Activity:
The required output is all lines below that contain the word "modelo".

──────────────────────────────

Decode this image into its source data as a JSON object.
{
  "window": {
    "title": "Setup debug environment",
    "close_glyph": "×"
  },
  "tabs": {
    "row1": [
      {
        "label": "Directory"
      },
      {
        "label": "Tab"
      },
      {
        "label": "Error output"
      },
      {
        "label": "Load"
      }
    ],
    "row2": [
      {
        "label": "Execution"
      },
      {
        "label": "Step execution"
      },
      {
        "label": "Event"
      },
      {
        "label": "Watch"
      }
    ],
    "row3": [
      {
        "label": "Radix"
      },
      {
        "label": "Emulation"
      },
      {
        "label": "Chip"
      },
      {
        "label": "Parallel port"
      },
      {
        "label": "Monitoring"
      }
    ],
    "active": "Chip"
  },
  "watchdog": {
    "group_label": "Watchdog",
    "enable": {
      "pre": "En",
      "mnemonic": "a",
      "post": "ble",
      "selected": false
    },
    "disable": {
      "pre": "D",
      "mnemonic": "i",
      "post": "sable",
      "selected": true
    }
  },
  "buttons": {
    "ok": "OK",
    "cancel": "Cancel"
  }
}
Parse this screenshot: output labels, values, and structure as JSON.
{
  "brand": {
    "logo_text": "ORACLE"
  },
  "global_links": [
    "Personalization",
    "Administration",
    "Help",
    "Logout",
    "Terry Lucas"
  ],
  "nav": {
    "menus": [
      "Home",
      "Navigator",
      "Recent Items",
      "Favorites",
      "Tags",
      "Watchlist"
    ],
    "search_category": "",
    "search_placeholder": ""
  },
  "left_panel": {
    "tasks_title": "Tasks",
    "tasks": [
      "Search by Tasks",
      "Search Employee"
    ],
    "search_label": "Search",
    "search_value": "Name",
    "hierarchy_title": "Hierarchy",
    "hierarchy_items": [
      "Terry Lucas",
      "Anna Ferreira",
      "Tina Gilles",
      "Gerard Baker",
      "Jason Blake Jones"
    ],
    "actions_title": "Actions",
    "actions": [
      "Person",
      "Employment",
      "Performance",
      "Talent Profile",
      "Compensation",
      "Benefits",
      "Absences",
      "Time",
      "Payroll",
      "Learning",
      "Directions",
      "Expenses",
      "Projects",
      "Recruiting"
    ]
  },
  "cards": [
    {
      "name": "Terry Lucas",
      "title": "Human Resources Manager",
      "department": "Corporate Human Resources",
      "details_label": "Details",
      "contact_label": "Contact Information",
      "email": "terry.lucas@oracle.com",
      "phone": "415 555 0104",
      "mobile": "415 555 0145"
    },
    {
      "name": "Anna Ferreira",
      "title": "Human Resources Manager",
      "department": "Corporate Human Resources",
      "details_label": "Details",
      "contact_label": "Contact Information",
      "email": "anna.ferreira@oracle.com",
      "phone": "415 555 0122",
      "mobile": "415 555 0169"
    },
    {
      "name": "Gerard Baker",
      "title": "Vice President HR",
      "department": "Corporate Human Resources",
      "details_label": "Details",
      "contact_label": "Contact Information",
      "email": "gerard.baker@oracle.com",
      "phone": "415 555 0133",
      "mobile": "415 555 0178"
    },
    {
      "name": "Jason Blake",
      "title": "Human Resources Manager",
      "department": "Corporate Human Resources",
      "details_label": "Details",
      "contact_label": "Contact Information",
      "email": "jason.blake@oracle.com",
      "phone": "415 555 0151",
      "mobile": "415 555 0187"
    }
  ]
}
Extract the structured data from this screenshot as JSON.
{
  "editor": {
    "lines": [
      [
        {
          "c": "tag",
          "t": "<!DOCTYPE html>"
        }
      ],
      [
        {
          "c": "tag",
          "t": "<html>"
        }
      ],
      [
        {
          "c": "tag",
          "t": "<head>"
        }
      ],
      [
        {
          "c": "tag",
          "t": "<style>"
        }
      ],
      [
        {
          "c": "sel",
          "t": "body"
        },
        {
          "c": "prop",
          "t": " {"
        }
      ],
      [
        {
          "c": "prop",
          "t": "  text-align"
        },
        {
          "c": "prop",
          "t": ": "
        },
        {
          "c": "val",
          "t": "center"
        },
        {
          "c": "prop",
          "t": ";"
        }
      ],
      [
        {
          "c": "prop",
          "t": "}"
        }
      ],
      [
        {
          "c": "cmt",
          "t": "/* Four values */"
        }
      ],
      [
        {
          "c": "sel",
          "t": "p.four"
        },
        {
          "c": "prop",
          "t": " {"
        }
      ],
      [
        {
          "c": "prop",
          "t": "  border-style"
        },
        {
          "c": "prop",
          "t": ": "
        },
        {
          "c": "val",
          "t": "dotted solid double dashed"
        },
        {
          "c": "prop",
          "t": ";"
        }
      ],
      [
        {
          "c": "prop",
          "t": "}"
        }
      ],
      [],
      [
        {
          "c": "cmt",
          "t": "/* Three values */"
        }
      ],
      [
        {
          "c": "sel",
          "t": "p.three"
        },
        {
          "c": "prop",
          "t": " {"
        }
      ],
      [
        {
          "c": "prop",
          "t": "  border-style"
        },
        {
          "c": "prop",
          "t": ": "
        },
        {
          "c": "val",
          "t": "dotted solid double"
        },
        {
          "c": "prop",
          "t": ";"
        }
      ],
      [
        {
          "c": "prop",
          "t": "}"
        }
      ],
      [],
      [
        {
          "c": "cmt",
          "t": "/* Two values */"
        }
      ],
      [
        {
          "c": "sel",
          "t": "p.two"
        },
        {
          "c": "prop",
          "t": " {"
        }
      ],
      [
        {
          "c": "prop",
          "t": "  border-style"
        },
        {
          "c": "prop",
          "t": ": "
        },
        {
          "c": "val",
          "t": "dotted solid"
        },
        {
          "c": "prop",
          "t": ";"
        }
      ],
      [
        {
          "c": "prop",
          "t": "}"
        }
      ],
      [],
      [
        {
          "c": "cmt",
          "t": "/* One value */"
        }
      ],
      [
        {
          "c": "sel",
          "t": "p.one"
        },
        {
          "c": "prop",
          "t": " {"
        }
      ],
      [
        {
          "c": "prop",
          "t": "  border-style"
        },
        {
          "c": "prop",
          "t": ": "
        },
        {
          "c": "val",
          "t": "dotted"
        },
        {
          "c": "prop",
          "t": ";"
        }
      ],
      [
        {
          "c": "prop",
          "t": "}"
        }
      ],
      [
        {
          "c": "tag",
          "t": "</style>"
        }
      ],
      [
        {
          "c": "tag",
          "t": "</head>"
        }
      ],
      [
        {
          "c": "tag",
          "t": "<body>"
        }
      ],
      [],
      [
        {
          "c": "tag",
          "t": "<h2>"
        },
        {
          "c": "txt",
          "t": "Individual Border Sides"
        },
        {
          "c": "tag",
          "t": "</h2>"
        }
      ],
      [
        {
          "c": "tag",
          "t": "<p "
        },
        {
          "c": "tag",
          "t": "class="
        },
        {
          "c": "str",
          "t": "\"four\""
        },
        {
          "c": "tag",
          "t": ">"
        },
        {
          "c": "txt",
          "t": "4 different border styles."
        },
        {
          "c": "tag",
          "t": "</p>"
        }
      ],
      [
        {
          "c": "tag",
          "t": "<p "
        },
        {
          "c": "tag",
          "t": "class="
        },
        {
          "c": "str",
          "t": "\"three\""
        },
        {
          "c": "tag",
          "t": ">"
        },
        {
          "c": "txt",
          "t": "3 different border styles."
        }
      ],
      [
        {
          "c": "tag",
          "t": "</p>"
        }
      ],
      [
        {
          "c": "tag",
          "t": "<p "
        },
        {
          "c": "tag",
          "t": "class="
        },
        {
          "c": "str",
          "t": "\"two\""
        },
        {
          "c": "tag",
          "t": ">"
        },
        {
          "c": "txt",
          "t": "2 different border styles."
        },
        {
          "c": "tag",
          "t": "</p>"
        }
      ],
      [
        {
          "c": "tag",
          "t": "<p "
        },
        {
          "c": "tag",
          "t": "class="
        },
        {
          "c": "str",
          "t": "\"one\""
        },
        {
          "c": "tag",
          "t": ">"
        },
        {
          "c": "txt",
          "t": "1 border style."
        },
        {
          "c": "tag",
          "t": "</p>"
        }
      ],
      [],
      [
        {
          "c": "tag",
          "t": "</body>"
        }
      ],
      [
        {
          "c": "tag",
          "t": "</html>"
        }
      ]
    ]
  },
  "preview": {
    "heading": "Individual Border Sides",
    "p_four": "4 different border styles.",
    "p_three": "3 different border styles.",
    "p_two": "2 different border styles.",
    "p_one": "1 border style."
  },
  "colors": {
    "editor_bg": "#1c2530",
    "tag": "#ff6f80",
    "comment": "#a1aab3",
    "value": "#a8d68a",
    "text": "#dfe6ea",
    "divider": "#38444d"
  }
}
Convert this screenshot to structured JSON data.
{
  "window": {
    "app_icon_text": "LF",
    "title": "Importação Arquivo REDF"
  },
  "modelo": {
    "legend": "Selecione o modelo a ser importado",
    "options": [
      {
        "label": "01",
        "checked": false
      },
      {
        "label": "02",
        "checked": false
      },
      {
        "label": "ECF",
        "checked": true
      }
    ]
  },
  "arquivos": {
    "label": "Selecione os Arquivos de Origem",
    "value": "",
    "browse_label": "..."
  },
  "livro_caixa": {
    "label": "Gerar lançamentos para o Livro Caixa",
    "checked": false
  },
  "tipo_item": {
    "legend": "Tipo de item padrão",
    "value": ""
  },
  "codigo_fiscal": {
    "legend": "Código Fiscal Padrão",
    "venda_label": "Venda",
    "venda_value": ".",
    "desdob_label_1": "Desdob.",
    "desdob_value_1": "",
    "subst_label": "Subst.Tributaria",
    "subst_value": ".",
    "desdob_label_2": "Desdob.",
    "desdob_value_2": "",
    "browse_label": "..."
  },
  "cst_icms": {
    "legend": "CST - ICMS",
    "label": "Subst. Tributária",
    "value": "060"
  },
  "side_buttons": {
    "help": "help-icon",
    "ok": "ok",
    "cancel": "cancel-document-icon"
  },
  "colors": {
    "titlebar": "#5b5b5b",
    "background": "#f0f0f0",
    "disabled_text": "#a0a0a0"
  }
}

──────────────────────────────

Written solution:
  "modelo": {
    "legend": "Selecione o modelo a ser importado",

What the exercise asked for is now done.